I need to run linux in vmware fusion on my macbook. I want to keep it as light weight as possible but need the UI. I'm considering xubuntu but open to suggestions. I don't want a full blown Gnome or KDE. But I also don't want to spend hours installing and configuring it.
Gregg Bolinger wrote:I need to run linux in vmware fusion on my macbook. I want to keep it as light weight as possible but need the UI. I'm considering xubuntu but open to suggestions. I don't want a full blown Gnome or KDE. But I also don't want to spend hours installing and configuring it.
You can give a try to PuppyLinux. Its really lightweight and supports Synaptic package manager.
On rare occasions, when something goes wrong in my machine and I'm in hurry, I always prefer PuppyLinux live CD. Its pretty fast.
Also, you can try Bodhi Linux - it is also quite lightweight.
IMHO, GUI stuff contributes more to 'weight', so even your own favorite Linux distro can be made lightweight by disabling unused services and using a lightweight desktop environment like XFCE/LXDE etc.
A number of people have been running wheezy on the Raspberry pi computer.
Several years back, I created an IMPL cd image using Damn Small Linux, which ran to about 46MB on the CD.
IMPL for those not familiar with IBM mainframes stands for "Initial Microprogram Load". One of the first uses of the original 8-inch floppy disk drives was to hold the IMPL image for certain IBM System/370 processors, since IBM's hardware back then was implemented by microprogramming the physical hardware to support the System/370 instruction set. So you would load in the diskette, push a button, and then IPL (boot) your favorite IBM mainframe OS. I just brought the process up to date, replacing the floppy with a mini-cd and using the Hercules mainframe emulation software for the System/370 "microcode". So pop in the CD, press RESET and voilà!

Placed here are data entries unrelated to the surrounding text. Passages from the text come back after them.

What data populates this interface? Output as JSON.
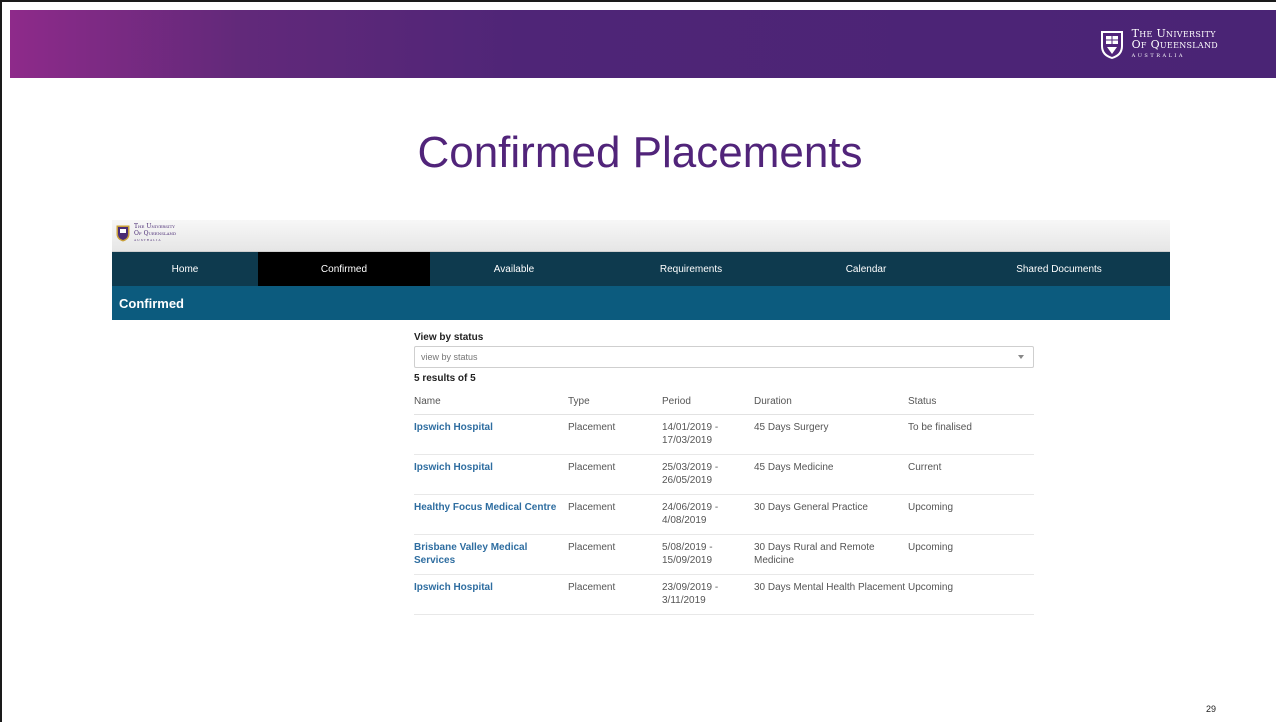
{
  "banner": {
    "logo_line1": "The University",
    "logo_line2": "Of Queensland",
    "logo_line3": "AUSTRALIA"
  },
  "slide": {
    "title": "Confirmed Placements",
    "page_number": "29"
  },
  "app": {
    "logo_line1": "The University",
    "logo_line2": "Of Queensland",
    "logo_line3": "AUSTRALIA",
    "nav": [
      {
        "label": "Home",
        "active": false
      },
      {
        "label": "Confirmed",
        "active": true
      },
      {
        "label": "Available",
        "active": false
      },
      {
        "label": "Requirements",
        "active": false
      },
      {
        "label": "Calendar",
        "active": false
      },
      {
        "label": "Shared Documents",
        "active": false
      }
    ],
    "section_title": "Confirmed",
    "filter": {
      "label": "View by status",
      "placeholder": "view by status"
    },
    "results_text": "5 results of 5",
    "table": {
      "headers": [
        "Name",
        "Type",
        "Period",
        "Duration",
        "Status"
      ],
      "rows": [
        {
          "name": "Ipswich Hospital",
          "type": "Placement",
          "period_start": "14/01/2019 -",
          "period_end": "17/03/2019",
          "duration": "45 Days Surgery",
          "status": "To be finalised"
        },
        {
          "name": "Ipswich Hospital",
          "type": "Placement",
          "period_start": "25/03/2019 -",
          "period_end": "26/05/2019",
          "duration": "45 Days Medicine",
          "status": "Current"
        },
        {
          "name": "Healthy Focus Medical Centre",
          "type": "Placement",
          "period_start": "24/06/2019 -",
          "period_end": "4/08/2019",
          "duration": "30 Days General Practice",
          "status": "Upcoming"
        },
        {
          "name": "Brisbane Valley Medical Services",
          "type": "Placement",
          "period_start": "5/08/2019 -",
          "period_end": "15/09/2019",
          "duration": "30 Days Rural and Remote Medicine",
          "status": "Upcoming"
        },
        {
          "name": "Ipswich Hospital",
          "type": "Placement",
          "period_start": "23/09/2019 -",
          "period_end": "3/11/2019",
          "duration": "30 Days Mental Health Placement",
          "status": "Upcoming"
        }
      ]
    }
  },
  "colors": {
    "brand_purple": "#51247a",
    "nav_bg": "#0e3a4e",
    "section_bg": "#0c5b7e",
    "link_blue": "#2e6da0"
  }
}
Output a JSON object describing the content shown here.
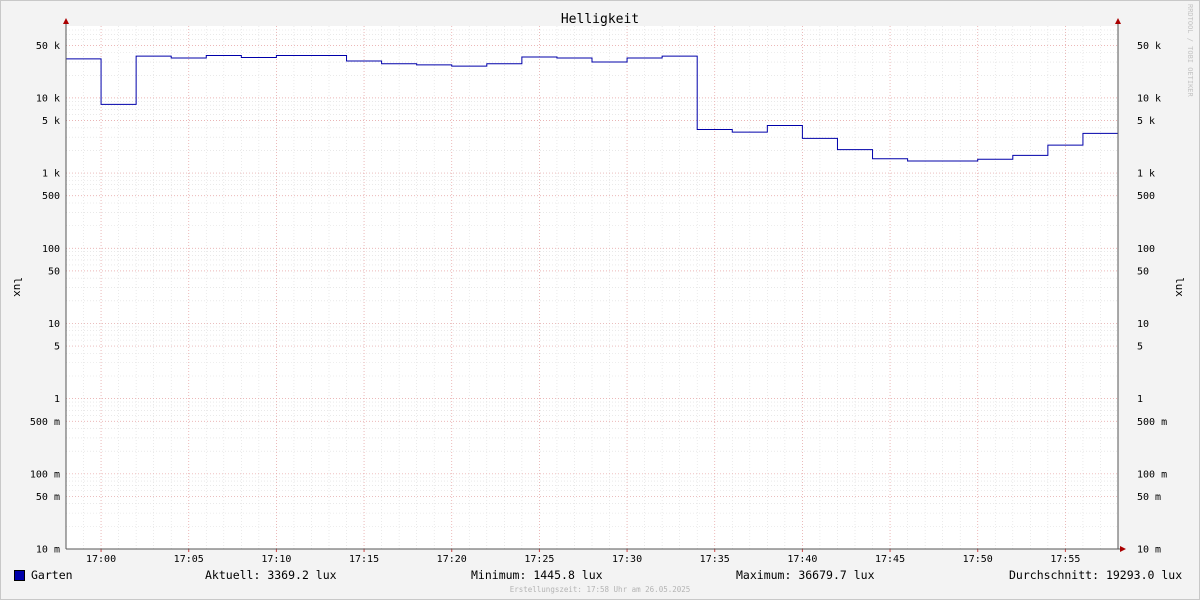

Instant Mainframe! With slightly better diagnostic tools than IBM could supply back then.
An IDE is no substitute for an Intelligent Developer.